- _EXERCISE INSTRUCTIONS_
The response should contain only those lines of the entries below that include the string "true".

- _RECORD SET_
----

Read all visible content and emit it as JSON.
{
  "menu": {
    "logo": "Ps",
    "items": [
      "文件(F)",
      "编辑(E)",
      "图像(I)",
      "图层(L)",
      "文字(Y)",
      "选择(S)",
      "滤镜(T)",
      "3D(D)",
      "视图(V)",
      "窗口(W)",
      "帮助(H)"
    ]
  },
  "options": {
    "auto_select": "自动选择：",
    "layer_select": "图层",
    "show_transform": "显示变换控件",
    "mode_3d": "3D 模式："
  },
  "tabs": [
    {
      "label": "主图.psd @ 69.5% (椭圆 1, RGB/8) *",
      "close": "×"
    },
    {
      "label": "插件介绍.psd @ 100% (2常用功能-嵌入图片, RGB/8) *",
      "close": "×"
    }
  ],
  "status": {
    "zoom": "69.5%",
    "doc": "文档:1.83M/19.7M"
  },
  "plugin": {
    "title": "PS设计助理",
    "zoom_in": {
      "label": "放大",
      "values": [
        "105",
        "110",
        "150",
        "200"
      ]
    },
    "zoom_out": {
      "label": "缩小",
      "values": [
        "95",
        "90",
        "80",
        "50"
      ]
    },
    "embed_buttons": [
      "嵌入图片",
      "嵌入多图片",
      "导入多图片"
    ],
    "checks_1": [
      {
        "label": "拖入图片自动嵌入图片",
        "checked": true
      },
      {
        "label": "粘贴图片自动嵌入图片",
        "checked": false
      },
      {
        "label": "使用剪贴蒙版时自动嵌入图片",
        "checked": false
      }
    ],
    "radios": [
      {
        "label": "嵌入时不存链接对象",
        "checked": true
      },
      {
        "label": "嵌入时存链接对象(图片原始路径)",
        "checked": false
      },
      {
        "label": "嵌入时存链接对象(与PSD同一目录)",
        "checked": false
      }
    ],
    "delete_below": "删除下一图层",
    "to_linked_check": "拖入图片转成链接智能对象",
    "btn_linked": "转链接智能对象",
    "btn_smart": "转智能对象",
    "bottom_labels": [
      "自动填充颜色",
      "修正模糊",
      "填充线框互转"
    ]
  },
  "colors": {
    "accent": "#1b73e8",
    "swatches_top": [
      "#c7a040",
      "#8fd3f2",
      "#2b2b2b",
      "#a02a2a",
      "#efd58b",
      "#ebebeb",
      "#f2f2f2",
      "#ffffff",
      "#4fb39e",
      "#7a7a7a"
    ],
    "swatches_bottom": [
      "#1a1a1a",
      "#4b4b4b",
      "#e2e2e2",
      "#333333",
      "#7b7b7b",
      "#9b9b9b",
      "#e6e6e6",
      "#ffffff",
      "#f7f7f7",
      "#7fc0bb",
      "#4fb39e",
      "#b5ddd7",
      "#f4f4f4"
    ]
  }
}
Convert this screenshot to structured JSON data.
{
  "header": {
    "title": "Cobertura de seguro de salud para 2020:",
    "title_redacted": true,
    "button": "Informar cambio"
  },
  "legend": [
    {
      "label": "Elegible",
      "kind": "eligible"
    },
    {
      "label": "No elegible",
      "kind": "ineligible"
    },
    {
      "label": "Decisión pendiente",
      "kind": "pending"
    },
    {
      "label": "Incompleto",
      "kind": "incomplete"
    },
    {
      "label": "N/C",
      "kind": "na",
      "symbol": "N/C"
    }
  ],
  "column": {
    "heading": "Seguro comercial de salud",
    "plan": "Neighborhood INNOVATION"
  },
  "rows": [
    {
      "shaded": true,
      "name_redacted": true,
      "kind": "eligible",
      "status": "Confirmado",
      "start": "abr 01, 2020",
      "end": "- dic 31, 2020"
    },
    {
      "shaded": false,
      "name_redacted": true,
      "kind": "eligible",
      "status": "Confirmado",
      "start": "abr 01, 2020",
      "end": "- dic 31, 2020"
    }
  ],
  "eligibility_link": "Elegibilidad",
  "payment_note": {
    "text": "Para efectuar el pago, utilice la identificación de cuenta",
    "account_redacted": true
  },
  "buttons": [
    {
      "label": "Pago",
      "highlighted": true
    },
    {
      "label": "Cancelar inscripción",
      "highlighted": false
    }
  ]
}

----

- _SOLUTION TO THIS EXERCISE_
        "checked": true
        "checked": true
    "title_redacted": true,
      "shaded": true,
      "name_redacted": true,
      "name_redacted": true,
    "account_redacted": true
      "highlighted": true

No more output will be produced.